16 May 2017

Apart from infectious causes and cerebellar dysfunction associated with acquired immune deficiency syndrome dementia or HIV-associated neurocognitive disorder, cerebellar dysfunction in HIV-positive individuals has been ascribed to granule cell neuronopathy as well as primary cerebellar atrophy without identifiable etiology. We report the case of a patient with progressive cerebellar dysfunction as the primary manifestation of HIV infection. No symptom improvement was seen under combination antiretroviral therapy, which had been established upon diagnosis, but the patient improved rapidly under 4-aminopyridine treatment, which was recommended 1 year later. Our report, adding to the rather small number of reports of HIV-associated cerebellar atrophy and dysfunction as a primary manifestation of HIV infection, draws attention to HIV as a possible differential etiology of a cerebellar syndrome. Further, rapid improvement of symptom severity under 4-aminopyridine treatment warrants further investigation with longer-term follow-up into the effectiveness of this compound in gait disorder associated with HIV infection.

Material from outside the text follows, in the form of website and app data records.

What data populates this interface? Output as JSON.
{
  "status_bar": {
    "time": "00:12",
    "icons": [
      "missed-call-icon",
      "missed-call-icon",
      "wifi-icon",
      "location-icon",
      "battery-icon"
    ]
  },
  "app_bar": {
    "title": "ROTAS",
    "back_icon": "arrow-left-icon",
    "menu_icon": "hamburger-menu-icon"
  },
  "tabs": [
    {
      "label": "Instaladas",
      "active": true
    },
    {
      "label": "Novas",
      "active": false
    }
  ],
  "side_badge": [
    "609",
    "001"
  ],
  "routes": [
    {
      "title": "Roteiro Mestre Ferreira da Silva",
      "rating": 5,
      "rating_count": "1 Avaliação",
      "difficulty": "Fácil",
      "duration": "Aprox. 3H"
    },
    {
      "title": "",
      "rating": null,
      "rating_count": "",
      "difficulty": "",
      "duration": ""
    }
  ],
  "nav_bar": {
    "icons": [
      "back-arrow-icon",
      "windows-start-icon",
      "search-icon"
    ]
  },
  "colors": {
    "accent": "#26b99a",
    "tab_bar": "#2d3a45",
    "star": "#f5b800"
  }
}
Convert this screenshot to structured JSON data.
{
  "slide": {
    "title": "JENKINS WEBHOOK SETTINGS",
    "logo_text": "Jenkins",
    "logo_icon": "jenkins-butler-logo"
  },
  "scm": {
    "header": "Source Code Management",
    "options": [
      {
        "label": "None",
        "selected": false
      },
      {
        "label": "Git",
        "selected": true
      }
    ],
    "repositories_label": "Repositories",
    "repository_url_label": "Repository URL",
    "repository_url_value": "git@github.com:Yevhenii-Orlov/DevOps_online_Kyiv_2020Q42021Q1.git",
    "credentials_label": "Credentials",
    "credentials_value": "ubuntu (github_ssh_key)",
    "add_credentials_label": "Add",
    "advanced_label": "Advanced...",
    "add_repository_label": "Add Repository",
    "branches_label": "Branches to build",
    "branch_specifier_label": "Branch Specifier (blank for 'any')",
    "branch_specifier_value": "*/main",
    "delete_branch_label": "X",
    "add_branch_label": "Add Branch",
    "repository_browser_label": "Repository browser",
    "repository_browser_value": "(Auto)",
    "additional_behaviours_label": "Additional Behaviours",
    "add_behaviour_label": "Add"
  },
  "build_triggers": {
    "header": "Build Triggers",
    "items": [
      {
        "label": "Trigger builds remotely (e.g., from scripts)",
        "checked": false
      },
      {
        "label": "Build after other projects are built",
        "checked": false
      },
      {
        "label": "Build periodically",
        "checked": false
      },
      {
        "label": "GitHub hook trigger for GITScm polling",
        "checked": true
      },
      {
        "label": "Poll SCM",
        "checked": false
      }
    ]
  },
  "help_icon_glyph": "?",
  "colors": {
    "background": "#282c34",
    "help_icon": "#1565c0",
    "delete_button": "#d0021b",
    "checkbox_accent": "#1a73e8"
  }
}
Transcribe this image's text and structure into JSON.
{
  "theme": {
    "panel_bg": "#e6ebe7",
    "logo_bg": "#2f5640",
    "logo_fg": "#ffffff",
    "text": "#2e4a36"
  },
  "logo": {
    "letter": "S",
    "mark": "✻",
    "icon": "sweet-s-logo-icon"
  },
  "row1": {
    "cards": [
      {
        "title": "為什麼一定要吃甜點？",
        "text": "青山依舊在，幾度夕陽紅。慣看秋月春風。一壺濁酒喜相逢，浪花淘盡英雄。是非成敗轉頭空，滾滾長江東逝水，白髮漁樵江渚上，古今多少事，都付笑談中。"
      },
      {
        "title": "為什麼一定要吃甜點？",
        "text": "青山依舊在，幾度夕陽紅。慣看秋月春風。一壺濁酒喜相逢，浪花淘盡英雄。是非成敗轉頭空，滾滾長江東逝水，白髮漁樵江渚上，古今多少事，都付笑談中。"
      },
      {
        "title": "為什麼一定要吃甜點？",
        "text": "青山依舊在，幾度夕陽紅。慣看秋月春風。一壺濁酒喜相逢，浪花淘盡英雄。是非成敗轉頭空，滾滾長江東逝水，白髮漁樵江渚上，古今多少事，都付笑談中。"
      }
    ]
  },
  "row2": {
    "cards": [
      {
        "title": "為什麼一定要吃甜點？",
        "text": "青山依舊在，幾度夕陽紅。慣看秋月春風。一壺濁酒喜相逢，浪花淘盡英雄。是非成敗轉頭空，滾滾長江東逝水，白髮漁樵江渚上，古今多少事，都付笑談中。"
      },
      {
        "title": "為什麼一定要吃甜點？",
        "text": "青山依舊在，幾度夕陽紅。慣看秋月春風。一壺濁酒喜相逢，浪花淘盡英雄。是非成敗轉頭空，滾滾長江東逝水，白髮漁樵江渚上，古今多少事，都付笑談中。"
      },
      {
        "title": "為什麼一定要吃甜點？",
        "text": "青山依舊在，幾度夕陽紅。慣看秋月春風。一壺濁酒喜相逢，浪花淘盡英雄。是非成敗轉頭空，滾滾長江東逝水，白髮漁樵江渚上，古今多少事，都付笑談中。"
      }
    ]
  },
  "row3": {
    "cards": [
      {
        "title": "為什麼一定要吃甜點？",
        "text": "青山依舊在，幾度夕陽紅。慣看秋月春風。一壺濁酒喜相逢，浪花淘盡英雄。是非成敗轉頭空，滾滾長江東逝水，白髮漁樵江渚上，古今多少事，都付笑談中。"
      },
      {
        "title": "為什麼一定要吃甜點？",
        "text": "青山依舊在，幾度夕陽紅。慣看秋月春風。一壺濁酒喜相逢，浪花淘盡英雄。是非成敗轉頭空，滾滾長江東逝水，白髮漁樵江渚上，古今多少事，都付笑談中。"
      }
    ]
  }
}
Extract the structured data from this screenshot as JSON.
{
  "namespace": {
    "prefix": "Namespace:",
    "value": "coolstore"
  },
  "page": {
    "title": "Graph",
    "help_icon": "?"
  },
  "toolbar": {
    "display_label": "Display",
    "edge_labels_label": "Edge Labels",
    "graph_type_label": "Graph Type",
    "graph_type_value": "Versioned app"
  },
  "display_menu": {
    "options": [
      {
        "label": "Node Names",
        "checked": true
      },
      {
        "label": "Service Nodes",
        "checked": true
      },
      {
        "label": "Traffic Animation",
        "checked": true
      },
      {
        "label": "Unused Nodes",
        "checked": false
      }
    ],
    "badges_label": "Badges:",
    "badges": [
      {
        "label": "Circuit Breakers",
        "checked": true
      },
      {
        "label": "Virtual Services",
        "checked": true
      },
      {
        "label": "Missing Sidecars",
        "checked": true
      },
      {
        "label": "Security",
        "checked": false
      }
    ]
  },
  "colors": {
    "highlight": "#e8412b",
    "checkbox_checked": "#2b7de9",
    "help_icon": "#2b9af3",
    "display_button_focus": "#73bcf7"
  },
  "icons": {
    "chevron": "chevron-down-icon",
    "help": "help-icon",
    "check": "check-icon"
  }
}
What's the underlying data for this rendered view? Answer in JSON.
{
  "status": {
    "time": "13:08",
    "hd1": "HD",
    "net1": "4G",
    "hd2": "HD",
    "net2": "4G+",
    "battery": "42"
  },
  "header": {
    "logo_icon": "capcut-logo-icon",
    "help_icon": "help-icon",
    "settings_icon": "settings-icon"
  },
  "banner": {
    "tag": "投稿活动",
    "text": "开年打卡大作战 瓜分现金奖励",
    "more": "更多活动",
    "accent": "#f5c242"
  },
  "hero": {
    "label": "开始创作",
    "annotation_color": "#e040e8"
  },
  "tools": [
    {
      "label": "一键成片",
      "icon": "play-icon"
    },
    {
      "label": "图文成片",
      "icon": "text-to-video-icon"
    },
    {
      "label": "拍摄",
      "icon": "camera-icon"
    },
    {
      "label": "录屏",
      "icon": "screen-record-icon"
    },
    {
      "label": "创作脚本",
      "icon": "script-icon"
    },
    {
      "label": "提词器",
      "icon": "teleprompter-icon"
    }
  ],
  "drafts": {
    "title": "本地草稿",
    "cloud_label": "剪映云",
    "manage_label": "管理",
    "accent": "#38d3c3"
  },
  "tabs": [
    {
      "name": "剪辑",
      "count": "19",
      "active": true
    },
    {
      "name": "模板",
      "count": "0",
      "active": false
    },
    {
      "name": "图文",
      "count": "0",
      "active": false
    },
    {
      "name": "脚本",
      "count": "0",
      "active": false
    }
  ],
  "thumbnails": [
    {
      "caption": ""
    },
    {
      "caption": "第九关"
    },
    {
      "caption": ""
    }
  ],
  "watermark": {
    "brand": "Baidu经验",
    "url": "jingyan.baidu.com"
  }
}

Case Rep Neurol 2017;9:121–126

Click here to view the full article which appeared in Case Reports in Neurology